The squat—in all its guises—can be a cornerstone in any workout regimen because the simple motion works most of the major leg muscles. However, when performing a bilateral (dual limb) exercise like the squat, there are some drawbacks. For example, no matter how intensely you’ve cultivated a mind-muscle link, your dominant leg will do its damnedest to take over. Also, bilateral exercises rely on prime movers or “agonists,” which are muscles primarily responsible for generating the movement.
A unilateral exercise (one limb at a time) engages dynamic stabilizers, muscles best suited for the role of countering the force of the agonist. Enter the single-leg squat, a movement that works three dynamic stabilizers that are not nearly as challenged during a double-leg squat: The gluteus medius, the adductors and the quadratus lumborum.
To add a degree of difficulty and novelty to this equation, execute the single-leg squat using a TRX—a portable training tool that uses leveraged body weight as resistance.
Start with the TRX straps at mid-length. Face the anchor point with one foot on the floor (starting with your dominant leg) while holding the handles and bending your arms slightly. Hold the other leg straight out in front of you. A very subtle lean back will help you maintain balance by keeping tension in the straps.

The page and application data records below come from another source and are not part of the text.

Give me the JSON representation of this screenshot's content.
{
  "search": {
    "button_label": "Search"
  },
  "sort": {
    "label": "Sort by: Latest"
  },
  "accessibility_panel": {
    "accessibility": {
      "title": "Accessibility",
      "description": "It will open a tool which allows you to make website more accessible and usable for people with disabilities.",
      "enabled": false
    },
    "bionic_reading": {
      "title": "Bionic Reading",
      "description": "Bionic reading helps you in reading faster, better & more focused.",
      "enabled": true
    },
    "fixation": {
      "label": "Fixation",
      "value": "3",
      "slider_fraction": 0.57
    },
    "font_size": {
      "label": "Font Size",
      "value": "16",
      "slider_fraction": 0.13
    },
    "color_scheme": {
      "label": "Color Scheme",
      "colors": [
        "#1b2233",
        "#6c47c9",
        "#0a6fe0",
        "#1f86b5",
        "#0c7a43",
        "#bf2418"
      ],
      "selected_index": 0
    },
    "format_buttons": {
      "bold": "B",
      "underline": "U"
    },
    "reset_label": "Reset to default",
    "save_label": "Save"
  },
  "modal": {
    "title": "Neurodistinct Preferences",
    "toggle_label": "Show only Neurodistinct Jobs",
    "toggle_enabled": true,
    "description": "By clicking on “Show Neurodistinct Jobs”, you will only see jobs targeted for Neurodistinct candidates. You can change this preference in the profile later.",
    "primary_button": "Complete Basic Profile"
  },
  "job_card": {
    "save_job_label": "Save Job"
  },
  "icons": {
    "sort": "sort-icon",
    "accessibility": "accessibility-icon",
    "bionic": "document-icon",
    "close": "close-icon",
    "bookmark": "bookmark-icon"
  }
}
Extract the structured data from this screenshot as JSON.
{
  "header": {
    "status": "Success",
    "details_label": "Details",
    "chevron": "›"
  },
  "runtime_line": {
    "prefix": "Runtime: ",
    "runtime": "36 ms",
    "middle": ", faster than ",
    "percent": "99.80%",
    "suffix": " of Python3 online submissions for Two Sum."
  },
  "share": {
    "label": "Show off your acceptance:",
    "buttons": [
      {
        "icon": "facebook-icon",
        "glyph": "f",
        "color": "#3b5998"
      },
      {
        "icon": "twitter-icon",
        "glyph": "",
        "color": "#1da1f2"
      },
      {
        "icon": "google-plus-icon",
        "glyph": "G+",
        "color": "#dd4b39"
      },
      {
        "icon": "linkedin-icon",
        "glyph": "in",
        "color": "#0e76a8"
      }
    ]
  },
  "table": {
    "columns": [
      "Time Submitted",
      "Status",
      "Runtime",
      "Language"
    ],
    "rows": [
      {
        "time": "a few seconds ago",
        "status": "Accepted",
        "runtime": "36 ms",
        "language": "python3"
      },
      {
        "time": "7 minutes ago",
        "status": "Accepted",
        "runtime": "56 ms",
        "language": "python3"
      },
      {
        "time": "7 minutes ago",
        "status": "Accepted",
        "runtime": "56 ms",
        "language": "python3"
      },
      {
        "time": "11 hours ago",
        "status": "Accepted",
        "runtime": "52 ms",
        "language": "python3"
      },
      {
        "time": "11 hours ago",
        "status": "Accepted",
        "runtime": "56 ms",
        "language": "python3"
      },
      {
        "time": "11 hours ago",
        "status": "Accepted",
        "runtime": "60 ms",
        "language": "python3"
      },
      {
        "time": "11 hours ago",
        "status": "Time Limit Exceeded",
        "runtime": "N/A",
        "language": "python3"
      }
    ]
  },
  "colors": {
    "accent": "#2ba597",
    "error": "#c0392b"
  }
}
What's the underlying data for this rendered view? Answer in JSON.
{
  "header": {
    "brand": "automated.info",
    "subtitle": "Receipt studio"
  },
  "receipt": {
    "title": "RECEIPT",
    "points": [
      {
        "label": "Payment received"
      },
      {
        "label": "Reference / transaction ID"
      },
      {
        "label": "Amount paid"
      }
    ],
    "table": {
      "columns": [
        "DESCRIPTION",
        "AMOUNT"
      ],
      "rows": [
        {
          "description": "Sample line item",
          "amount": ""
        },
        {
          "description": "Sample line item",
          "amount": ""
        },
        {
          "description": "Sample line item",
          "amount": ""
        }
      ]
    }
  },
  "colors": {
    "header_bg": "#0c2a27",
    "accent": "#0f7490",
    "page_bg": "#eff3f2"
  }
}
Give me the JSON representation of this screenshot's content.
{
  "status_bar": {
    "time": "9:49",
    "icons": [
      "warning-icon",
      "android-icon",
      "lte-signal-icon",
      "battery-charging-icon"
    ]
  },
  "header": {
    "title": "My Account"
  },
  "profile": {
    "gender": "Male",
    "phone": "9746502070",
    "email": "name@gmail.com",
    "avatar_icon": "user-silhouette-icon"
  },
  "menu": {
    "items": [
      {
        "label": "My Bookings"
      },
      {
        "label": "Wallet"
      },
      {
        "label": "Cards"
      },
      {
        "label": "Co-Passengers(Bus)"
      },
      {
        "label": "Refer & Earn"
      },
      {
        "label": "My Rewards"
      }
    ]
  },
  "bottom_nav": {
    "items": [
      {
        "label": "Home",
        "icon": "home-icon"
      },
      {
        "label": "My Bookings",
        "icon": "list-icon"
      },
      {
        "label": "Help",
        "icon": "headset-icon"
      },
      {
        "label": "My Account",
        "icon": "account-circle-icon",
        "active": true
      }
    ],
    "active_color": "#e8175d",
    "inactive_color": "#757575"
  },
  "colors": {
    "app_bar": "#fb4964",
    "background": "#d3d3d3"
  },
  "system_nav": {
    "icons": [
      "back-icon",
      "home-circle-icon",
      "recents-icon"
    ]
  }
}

With your supporting heel flat on the ground and your knee over your ankle, lower yourself down into a 90-degree squat. You should look like you’re sitting down with a straight back (your core braced). Complete the movement by driving back upward through your heel to a one-legged standing position.
Since the aforementioned muscles—gluteus medius, adductors and quadratus lumborum—are engaged as stabilizers, strengthening them teaches you to better utilize your “weaker” side and helps prevent injuries.
The advice presented above is not meant for anyone with contraindicated health problems. Please consult a medical or fitness professional.
In 1997, Suresh Joachim Arulanantham of Sri Lanka set the Guinness World Record for balancing on one foot: 76 hours, 40 minutes.